Financial Reforms When Bentinck assumed the Governor-Generalship in 1828, the financial position of the Company was poor. The exchequer was very weak. The state budget showed a deficit of one million rupees. It became necessary on the part of the Governor-General to take effective steps to improve the financial condition. . He reduced the salaries and allowances of all officers and additional staff were removed. In the military department, he abolished the system of double batta. (Batta was an allowance to troops on active service.) By these financial reforms at the time of his departure, he left the treasury with a surplus of Rs.1.5 millions.
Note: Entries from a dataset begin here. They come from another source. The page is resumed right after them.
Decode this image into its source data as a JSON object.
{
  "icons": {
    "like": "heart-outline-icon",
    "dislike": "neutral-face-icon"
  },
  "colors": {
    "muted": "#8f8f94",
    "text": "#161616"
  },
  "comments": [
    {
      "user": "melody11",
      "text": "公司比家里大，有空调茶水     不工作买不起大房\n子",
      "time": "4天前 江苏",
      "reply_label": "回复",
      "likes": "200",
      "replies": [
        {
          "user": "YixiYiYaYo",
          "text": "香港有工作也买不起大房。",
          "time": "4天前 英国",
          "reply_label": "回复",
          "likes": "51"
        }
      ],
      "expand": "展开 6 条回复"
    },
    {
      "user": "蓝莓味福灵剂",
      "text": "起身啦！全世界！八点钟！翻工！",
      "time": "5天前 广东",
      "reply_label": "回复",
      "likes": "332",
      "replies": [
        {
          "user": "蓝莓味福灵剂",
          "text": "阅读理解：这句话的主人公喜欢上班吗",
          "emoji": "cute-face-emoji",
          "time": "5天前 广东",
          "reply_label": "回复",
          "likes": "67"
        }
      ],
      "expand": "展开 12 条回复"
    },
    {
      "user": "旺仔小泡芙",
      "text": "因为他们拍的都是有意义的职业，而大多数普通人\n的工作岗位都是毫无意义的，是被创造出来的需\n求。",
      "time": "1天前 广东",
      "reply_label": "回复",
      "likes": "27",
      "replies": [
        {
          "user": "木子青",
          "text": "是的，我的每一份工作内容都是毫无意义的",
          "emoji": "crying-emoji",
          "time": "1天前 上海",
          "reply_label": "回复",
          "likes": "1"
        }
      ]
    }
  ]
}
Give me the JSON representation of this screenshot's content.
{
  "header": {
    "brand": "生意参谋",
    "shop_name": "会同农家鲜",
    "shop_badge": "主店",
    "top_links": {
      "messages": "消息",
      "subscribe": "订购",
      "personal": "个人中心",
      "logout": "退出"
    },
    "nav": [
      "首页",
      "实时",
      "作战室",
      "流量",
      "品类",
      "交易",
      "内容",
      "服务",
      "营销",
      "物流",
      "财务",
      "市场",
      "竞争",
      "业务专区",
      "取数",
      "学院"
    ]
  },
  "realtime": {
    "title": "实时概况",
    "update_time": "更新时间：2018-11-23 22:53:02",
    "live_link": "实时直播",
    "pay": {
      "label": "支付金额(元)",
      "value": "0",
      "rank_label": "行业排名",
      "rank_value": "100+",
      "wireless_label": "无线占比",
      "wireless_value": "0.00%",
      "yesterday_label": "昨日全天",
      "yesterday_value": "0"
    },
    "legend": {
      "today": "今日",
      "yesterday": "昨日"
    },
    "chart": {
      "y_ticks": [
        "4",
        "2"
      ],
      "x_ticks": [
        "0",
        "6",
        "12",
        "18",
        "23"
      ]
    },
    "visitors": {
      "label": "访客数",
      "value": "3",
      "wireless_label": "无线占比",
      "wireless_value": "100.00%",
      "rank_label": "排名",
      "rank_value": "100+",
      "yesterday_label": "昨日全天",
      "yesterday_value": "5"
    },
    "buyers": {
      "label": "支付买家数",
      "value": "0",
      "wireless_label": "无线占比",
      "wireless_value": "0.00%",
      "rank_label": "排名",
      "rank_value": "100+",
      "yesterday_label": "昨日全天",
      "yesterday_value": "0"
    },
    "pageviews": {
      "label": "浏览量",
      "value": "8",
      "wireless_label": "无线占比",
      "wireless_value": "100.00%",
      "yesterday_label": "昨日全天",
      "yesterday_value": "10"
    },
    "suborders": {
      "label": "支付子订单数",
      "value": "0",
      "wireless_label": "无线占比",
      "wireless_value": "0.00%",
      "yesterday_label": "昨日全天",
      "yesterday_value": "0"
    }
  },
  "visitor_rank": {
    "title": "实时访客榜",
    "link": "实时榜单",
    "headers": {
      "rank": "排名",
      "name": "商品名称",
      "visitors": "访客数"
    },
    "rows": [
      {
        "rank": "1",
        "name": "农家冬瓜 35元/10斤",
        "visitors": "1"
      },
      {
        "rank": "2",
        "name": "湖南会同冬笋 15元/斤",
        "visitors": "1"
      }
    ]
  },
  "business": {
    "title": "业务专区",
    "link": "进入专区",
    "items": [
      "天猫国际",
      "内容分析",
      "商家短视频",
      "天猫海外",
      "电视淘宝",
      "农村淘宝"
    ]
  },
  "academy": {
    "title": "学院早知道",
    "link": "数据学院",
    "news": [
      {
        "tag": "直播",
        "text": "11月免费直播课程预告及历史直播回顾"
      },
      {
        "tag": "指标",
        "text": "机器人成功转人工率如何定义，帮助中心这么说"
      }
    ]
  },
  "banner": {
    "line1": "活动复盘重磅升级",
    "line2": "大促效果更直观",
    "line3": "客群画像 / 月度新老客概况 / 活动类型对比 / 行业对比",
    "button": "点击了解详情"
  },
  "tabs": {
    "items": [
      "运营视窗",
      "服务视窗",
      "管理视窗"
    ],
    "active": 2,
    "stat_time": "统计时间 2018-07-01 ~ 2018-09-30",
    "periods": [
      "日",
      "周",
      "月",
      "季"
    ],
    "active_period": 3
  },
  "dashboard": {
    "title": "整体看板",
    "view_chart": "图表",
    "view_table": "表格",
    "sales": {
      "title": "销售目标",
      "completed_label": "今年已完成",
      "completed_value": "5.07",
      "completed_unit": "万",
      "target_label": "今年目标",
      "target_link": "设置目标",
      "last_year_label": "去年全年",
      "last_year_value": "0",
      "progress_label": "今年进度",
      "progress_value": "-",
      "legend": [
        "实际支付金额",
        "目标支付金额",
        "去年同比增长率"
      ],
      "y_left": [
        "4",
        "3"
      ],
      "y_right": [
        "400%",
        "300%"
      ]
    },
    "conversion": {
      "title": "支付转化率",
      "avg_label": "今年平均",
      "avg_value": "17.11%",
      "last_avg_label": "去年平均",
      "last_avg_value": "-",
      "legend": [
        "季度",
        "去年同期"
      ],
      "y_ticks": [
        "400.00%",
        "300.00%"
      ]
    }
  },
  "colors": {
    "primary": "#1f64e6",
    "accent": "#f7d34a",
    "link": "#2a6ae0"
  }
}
Administrative Reforms In the judicial department he abolished the provincial courts of appeal established by Cornwallis. They were largely responsible for the huge arrears of cases. This step was readily accepted by the Directors since it cut down their expenditure. . Another good measure of Bentinck was the introduction of local languages in the lower courts and English in the higher courts in the place of Persian. He launched the revenue settlements of the North West Province under the control of R.M. Bird. This settlement was for a period of 30 years and it was made either with the tillers of the soil, or with the landowners.
Abolition of Sati . The practice of sati, the age old custom of burning of widows alive on the funeral pyre of their husbands was prevalent in India from ancient times. This inhuman social custom was very common in northern India more particularly in Bengal. B entinck was greatly distressed when he received a report of 800 cases of sati in a single year and that from Bengal. He determined to abolish this practice which he considered an offence against natural justice. Therefore, he became a crusader against it and promulgated his Regulation XVlI on 4 December 1829 prohibiting the practice of sati. . Those who practiced sati were made liable for punishment by law courts as accessories to the crime. The Regulation was extended to the Madras and Bombay Presidencies in 1830
Female Infanticide Female infanticide was one of the horrible and heartless deeds committed even by civilized people. . This practice killing female infants was very much prevalent in places like Rajputana, Punjab, Malwa and Cutch. Bentinck took effective steps to prevent the ritual of child sacrifice at Saugar Island in Bengal. . He not only prohibited female infanticide but declared them as punishable crime
After Bentick After William Bentinck, Lord Auckland (1836-42) became Governor-General. The First Afghan War (1836-42) was fought during his administration. Due to his failure in Afghanistan he was recalled in 1842. Lord Ellenborough succeeded him and ended the Afghan War. He also annexed the Sindh. His successor, Lord Hardinge (1844-48) fought the first Anglo-Sikh War (1845-46) and concluded the Treaty of Lahore.